== GIVEN DATA ==
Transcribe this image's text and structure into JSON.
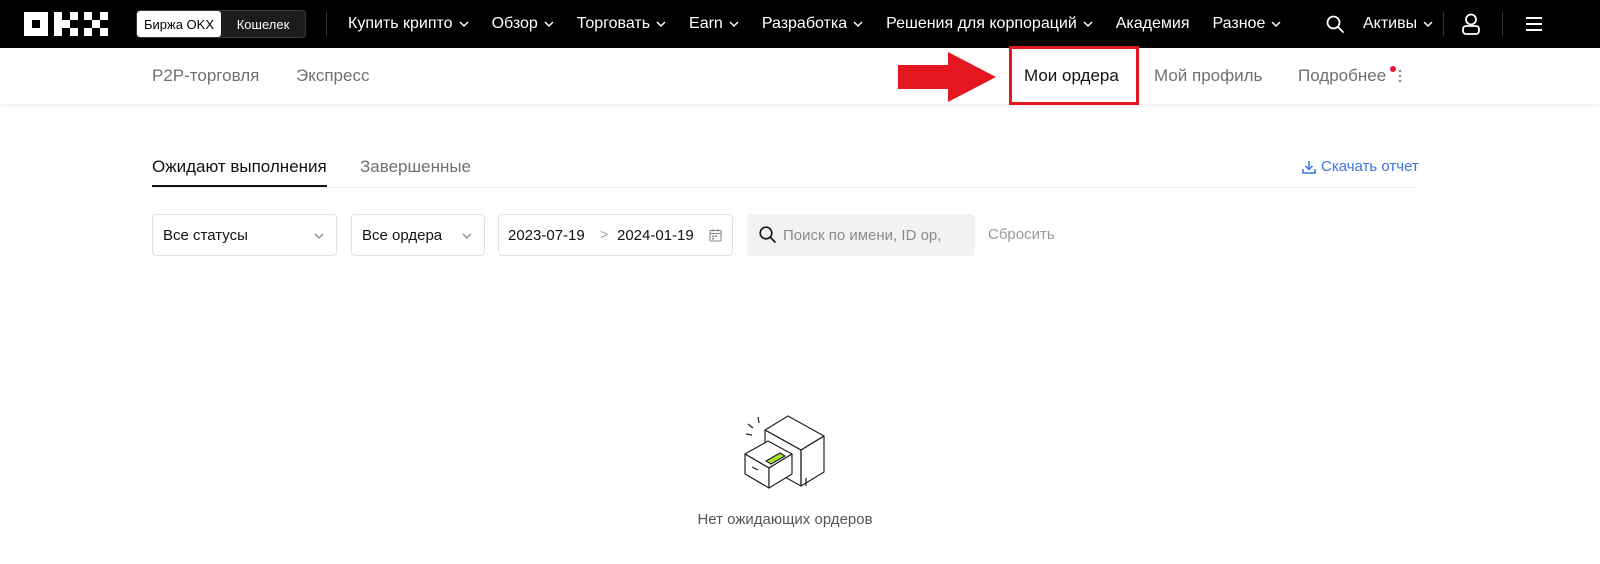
{
  "header": {
    "logo_text": "OKX",
    "switch": {
      "exchange": "Биржа OKX",
      "wallet": "Кошелек"
    },
    "nav": [
      {
        "label": "Купить крипто",
        "dropdown": true
      },
      {
        "label": "Обзор",
        "dropdown": true
      },
      {
        "label": "Торговать",
        "dropdown": true
      },
      {
        "label": "Earn",
        "dropdown": true
      },
      {
        "label": "Разработка",
        "dropdown": true
      },
      {
        "label": "Решения для корпораций",
        "dropdown": true
      },
      {
        "label": "Академия",
        "dropdown": false
      },
      {
        "label": "Разное",
        "dropdown": true
      }
    ],
    "assets_label": "Активы",
    "icons": {
      "search": "search-icon",
      "user": "user-icon",
      "menu": "menu-icon"
    }
  },
  "subnav": {
    "p2p": "P2P-торговля",
    "express": "Экспресс",
    "my_orders": "Мои ордера",
    "my_profile": "Мой профиль",
    "more": "Подробнее"
  },
  "tabs": {
    "pending": "Ожидают выполнения",
    "completed": "Завершенные",
    "download": "Скачать отчет"
  },
  "filters": {
    "status": "Все статусы",
    "orders": "Все ордера",
    "date_from": "2023-07-19",
    "date_sep": ">",
    "date_to": "2024-01-19",
    "search_placeholder": "Поиск по имени, ID ор,",
    "reset": "Сбросить"
  },
  "empty": {
    "message": "Нет ожидающих ордеров"
  },
  "colors": {
    "accent_link": "#3a74e0",
    "highlight": "#e4161f",
    "topbar": "#000000"
  }
}
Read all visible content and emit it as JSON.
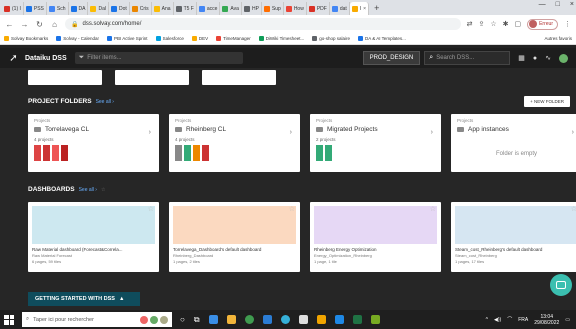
{
  "browser": {
    "tabs": [
      {
        "label": "(1) I",
        "fav": "#d93025"
      },
      {
        "label": "PSS",
        "fav": "#1a73e8"
      },
      {
        "label": "Sch",
        "fav": "#4285f4"
      },
      {
        "label": "DA",
        "fav": "#1a73e8"
      },
      {
        "label": "Dal",
        "fav": "#fbbc04"
      },
      {
        "label": "Dot",
        "fav": "#1a73e8"
      },
      {
        "label": "Cris",
        "fav": "#ea8600"
      },
      {
        "label": "Ana",
        "fav": "#fbbc04"
      },
      {
        "label": "T5 F",
        "fav": "#5f6368"
      },
      {
        "label": "acce",
        "fav": "#4285f4"
      },
      {
        "label": "Ava",
        "fav": "#34a853"
      },
      {
        "label": "HP",
        "fav": "#5f6368"
      },
      {
        "label": "Sup",
        "fav": "#ff6d00"
      },
      {
        "label": "How",
        "fav": "#ea4335"
      },
      {
        "label": "PDF",
        "fav": "#d93025"
      },
      {
        "label": "dat",
        "fav": "#4285f4"
      }
    ],
    "active_tab": {
      "label": "I",
      "close": "×",
      "fav": "#f9ab00"
    },
    "new_tab": "+",
    "window_controls": [
      "—",
      "□",
      "×"
    ],
    "url": "dss.solvay.com/home/",
    "profile_label": "Erreur",
    "bookmarks": [
      {
        "label": "Solvay Bookmarks",
        "color": "#f9ab00"
      },
      {
        "label": "Solvay - Calendar",
        "color": "#1a73e8"
      },
      {
        "label": "PBI Active Sprint",
        "color": "#1a73e8"
      },
      {
        "label": "Salesforce",
        "color": "#00a1e0"
      },
      {
        "label": "DEV",
        "color": "#f9ab00"
      },
      {
        "label": "TimeManager",
        "color": "#ea4335"
      },
      {
        "label": "DiWiki Timesheet...",
        "color": "#0f9d58"
      },
      {
        "label": "go-shop salaire",
        "color": "#5f6368"
      },
      {
        "label": "DA & AI Templates...",
        "color": "#1a73e8"
      }
    ],
    "bookmarks_more": "Autres favoris"
  },
  "dss": {
    "app_title": "Dataiku DSS",
    "filter_placeholder": "Filter items...",
    "instance_label": "PROD_DESIGN",
    "search_placeholder": "Search DSS...",
    "logo_icon": "bird-icon"
  },
  "project_folders": {
    "title": "PROJECT FOLDERS",
    "see_all": "See all ›",
    "new_folder": "+ NEW FOLDER",
    "items": [
      {
        "kicker": "Projects",
        "name": "Torrelavega CL",
        "count": "4 projects",
        "thumbs": [
          "#d44",
          "#c33",
          "#e55",
          "#b22"
        ]
      },
      {
        "kicker": "Projects",
        "name": "Rheinberg CL",
        "count": "4 projects",
        "thumbs": [
          "#888",
          "#3a7",
          "#e80",
          "#c33"
        ]
      },
      {
        "kicker": "Projects",
        "name": "Migrated Projects",
        "count": "2 projects",
        "thumbs": [
          "#3a7",
          "#3a7"
        ]
      },
      {
        "kicker": "Projects",
        "name": "App instances",
        "count": "",
        "empty": "Folder is empty",
        "thumbs": []
      }
    ]
  },
  "dashboards": {
    "title": "DASHBOARDS",
    "see_all": "See all ›",
    "items": [
      {
        "name": "Raw Material dashboard (Forecast&Correla...",
        "sub1": "Raw Material Forecast",
        "sub2": "6 pages, 59 tiles",
        "preview": "#cde8f0"
      },
      {
        "name": "Torrelavega_Dashboard's default dashboard",
        "sub1": "Rheinberg_Dashboard",
        "sub2": "1 pages, 2 tiles",
        "preview": "#fbd9c0"
      },
      {
        "name": "Rheinberg Energy Optimization",
        "sub1": "Energy_Optimization_Rheinberg",
        "sub2": "1 page, 1 tile",
        "preview": "#e6d8f5"
      },
      {
        "name": "Steam_cost_Rheinberg's default dashboard",
        "sub1": "Steam_cost_Rheinberg",
        "sub2": "1 pages, 17 tiles",
        "preview": "#d6e6f2"
      }
    ]
  },
  "getting_started": "GETTING STARTED WITH DSS",
  "taskbar": {
    "search_placeholder": "Taper ici pour rechercher",
    "lang": "FRA",
    "time": "13:04",
    "date": "29/08/2022"
  }
}
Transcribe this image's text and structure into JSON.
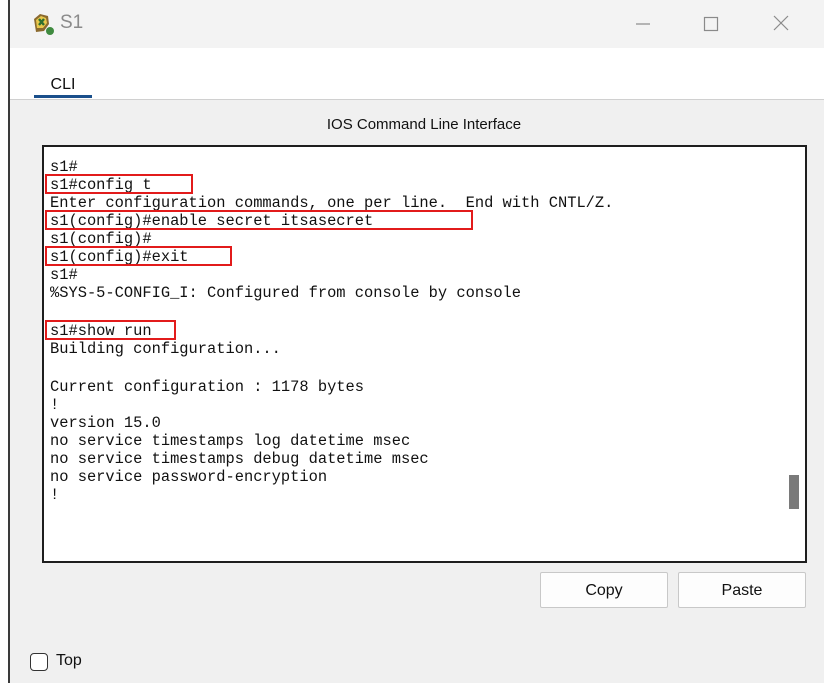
{
  "window": {
    "title": "S1",
    "icons": {
      "app": "switch-device-icon",
      "minimize": "minimize-icon",
      "maximize": "maximize-icon",
      "close": "close-icon"
    }
  },
  "tabs": [
    {
      "label": "CLI",
      "active": true
    }
  ],
  "panel": {
    "title": "IOS Command Line Interface"
  },
  "terminal": {
    "lines": [
      "s1#",
      "s1#config t",
      "Enter configuration commands, one per line.  End with CNTL/Z.",
      "s1(config)#enable secret itsasecret",
      "s1(config)#",
      "s1(config)#exit",
      "s1#",
      "%SYS-5-CONFIG_I: Configured from console by console",
      "",
      "s1#show run",
      "Building configuration...",
      "",
      "Current configuration : 1178 bytes",
      "!",
      "version 15.0",
      "no service timestamps log datetime msec",
      "no service timestamps debug datetime msec",
      "no service password-encryption",
      "!"
    ],
    "highlighted_commands": [
      "s1#config t",
      "s1(config)#enable secret itsasecret",
      "s1(config)#exit",
      "s1#show run"
    ],
    "highlight_color": "#e21b1b"
  },
  "buttons": {
    "copy": "Copy",
    "paste": "Paste"
  },
  "footer": {
    "top_checkbox_label": "Top",
    "top_checked": false
  }
}
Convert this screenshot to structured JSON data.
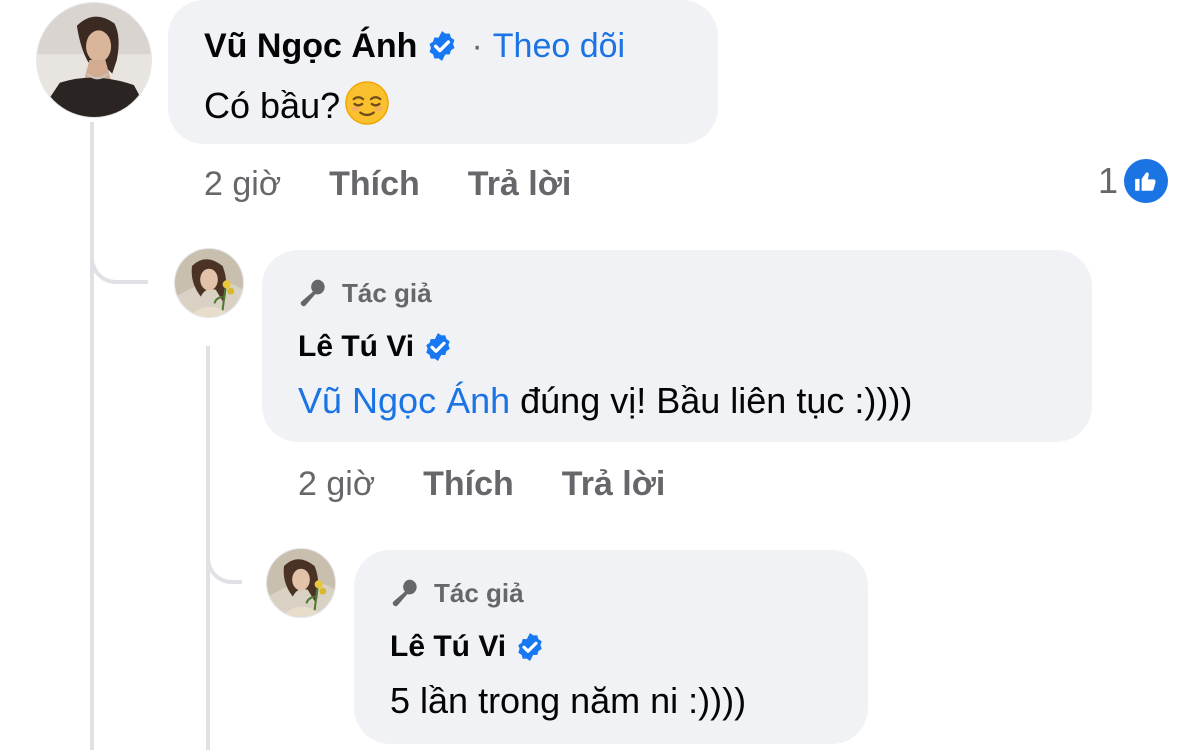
{
  "comment": {
    "author": "Vũ Ngọc Ánh",
    "follow_label": "Theo dõi",
    "separator": "·",
    "text": "Có bầu?",
    "emoji_icon": "relieved-face-emoji",
    "time": "2 giờ",
    "like_label": "Thích",
    "reply_label": "Trả lời",
    "reaction_count": "1",
    "reaction_icon": "like-icon"
  },
  "reply1": {
    "badge": "Tác giả",
    "author": "Lê Tú Vi",
    "mention": "Vũ Ngọc Ánh",
    "text": " đúng vị! Bầu liên tục :))))",
    "time": "2 giờ",
    "like_label": "Thích",
    "reply_label": "Trả lời"
  },
  "reply2": {
    "badge": "Tác giả",
    "author": "Lê Tú Vi",
    "text": "5 lần trong năm ni :))))"
  },
  "colors": {
    "link_blue": "#1b74e4",
    "verified_blue": "#1877f2",
    "bubble_bg": "#f0f2f5",
    "meta_gray": "#65676b"
  }
}
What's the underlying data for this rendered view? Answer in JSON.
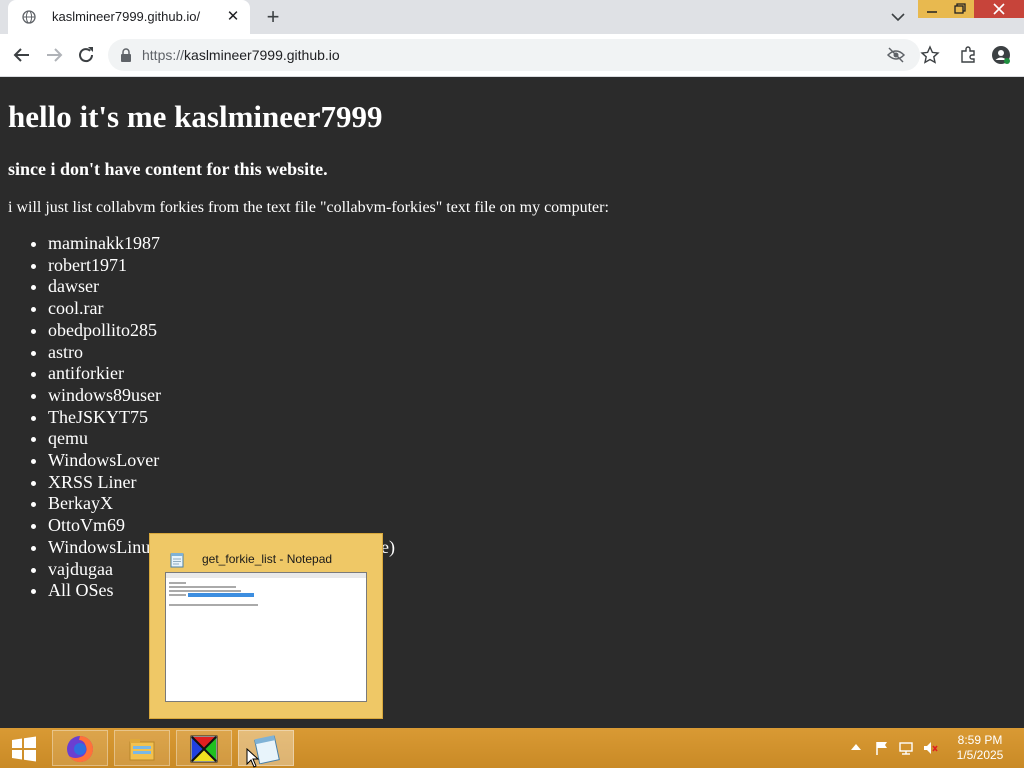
{
  "browser": {
    "tab_title": "kaslmineer7999.github.io/",
    "tab_close_glyph": "✕",
    "new_tab_glyph": "+",
    "url_scheme": "https://",
    "url_host": "kaslmineer7999.github.io",
    "icons": [
      "globe-icon",
      "back-icon",
      "forward-icon",
      "reload-icon",
      "lock-icon",
      "eye-off-icon",
      "star-icon",
      "puzzle-icon",
      "profile-icon",
      "chevron-down-icon",
      "minimize-icon",
      "restore-icon",
      "close-icon"
    ]
  },
  "page": {
    "heading": "hello it's me kaslmineer7999",
    "subheading": "since i don't have content for this website.",
    "intro": "i will just list collabvm forkies from the text file \"collabvm-forkies\" text file on my computer:",
    "forkies": [
      "maminakk1987",
      "robert1971",
      "dawser",
      "cool.rar",
      "obedpollito285",
      "astro",
      "antiforkier",
      "windows89user",
      "TheJSKYT75",
      "qemu",
      "WindowsLover",
      "XRSS Liner",
      "BerkayX",
      "OttoVm69",
      "WindowsLinu",
      "vajdugaa",
      "All OSes"
    ],
    "obscured_fragment": "e)"
  },
  "thumbnail": {
    "title": "get_forkie_list - Notepad",
    "icon": "notepad-icon"
  },
  "taskbar": {
    "apps": [
      "start-icon",
      "firefox-icon",
      "file-explorer-icon",
      "paint-icon",
      "notepad-icon"
    ],
    "clock_time": "8:59 PM",
    "clock_date": "1/5/2025"
  },
  "colors": {
    "page_bg": "#2b2b2b",
    "taskbar": "#d99a34",
    "close_button": "#c7443a",
    "thumbnail_bg": "#efc866"
  }
}
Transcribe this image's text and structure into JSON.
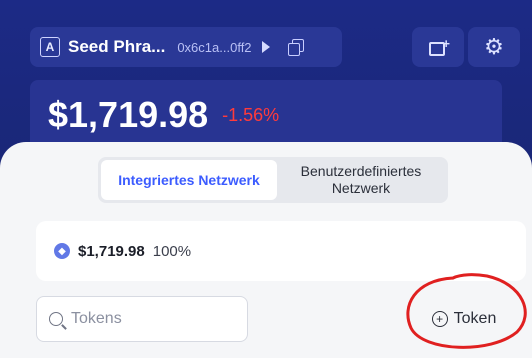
{
  "header": {
    "wallet_badge": "A",
    "account_name": "Seed Phra...",
    "account_address": "0x6c1a...0ff2"
  },
  "balance": {
    "value": "$1,719.98",
    "change": "-1.56%"
  },
  "tabs": {
    "active_label": "Integriertes Netzwerk",
    "inactive_label": "Benutzerdefiniertes Netzwerk"
  },
  "asset": {
    "amount": "$1,719.98",
    "percent": "100%"
  },
  "search": {
    "placeholder": "Tokens",
    "value": ""
  },
  "token_button": {
    "label": "Token"
  },
  "colors": {
    "header_bg": "#1c2a86",
    "accent": "#3c5cff",
    "negative": "#ff3b3b",
    "annotation": "#e02020"
  }
}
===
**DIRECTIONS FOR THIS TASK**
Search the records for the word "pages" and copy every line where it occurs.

**TASK OUTPUT**
        "sub2": "6 pages, 59 tiles",
        "sub2": "1 pages, 2 tiles",
        "sub2": "1 pages, 17 tiles",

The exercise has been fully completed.